Records supplied –
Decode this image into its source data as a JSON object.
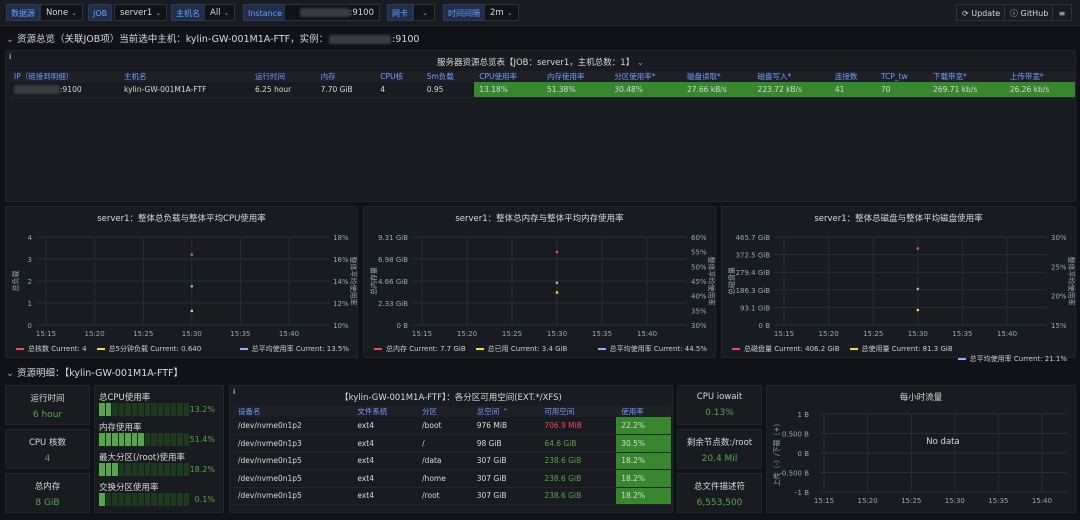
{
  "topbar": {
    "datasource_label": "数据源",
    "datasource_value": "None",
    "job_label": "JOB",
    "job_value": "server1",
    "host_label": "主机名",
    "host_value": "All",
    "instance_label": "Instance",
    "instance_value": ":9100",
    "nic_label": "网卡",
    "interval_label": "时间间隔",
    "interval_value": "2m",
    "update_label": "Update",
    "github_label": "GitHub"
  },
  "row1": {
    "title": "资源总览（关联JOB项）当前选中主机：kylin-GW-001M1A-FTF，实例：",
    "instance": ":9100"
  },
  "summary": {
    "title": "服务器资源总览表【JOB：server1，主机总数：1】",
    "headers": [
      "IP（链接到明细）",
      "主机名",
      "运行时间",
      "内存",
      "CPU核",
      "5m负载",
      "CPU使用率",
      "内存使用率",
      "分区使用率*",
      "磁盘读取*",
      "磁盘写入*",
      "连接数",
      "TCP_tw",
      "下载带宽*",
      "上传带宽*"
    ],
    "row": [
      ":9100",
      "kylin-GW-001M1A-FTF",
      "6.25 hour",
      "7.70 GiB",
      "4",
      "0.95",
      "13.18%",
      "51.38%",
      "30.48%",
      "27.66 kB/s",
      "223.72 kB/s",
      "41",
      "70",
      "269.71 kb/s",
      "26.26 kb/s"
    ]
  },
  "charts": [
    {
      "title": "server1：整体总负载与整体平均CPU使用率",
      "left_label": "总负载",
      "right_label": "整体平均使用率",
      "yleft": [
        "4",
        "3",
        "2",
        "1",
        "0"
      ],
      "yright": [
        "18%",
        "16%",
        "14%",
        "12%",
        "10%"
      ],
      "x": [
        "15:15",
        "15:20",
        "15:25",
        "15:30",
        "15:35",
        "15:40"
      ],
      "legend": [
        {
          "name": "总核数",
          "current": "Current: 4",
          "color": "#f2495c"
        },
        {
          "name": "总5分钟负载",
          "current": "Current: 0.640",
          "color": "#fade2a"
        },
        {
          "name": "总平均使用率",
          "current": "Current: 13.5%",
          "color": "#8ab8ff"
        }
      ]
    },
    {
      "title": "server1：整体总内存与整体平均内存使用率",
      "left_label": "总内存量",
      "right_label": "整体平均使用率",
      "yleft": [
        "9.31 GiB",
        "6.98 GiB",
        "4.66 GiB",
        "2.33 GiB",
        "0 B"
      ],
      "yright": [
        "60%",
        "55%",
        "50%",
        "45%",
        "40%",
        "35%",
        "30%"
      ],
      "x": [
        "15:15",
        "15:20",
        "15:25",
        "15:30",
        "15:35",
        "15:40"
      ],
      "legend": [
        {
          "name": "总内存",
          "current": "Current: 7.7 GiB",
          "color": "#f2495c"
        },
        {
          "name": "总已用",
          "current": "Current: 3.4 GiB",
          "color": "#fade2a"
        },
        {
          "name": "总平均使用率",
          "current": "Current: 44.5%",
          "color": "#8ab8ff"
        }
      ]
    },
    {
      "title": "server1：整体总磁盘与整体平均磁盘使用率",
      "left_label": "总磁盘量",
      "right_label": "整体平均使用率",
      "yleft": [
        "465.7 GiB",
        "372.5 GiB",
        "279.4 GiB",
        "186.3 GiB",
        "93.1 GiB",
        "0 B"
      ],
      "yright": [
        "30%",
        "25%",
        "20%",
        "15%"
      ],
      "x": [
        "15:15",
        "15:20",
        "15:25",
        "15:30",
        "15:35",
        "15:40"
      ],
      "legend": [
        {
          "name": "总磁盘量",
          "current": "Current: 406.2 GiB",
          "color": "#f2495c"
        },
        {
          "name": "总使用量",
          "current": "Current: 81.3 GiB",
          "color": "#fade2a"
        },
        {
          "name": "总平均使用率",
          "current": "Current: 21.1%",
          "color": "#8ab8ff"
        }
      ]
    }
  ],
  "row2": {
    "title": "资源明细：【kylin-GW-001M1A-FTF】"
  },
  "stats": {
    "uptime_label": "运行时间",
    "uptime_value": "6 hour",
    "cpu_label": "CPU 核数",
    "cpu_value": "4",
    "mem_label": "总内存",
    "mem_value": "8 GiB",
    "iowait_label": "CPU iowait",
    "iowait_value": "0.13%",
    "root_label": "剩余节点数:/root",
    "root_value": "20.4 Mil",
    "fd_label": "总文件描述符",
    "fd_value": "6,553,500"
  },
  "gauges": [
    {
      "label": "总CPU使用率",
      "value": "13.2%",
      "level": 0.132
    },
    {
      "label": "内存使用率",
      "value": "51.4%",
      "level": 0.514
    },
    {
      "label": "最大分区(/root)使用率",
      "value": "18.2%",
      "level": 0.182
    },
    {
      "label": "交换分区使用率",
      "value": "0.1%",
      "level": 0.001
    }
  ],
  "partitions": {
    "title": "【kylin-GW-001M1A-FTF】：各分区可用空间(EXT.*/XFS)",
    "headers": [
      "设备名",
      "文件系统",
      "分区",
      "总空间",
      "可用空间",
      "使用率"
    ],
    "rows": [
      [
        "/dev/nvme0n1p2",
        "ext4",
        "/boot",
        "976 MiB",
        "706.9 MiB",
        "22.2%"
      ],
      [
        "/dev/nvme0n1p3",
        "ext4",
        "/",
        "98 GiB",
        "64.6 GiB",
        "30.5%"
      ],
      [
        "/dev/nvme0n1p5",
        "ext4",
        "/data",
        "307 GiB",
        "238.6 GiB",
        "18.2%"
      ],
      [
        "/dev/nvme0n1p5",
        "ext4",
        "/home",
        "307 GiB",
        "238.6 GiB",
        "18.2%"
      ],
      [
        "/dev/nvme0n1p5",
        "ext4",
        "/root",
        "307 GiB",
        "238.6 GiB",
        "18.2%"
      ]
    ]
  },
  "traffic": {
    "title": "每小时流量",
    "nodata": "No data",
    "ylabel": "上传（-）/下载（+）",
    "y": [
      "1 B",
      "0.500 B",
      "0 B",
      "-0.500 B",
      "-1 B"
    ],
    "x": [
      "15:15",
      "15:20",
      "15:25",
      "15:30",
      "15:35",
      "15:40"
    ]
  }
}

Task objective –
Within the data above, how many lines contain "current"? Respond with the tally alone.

Expected answer –
9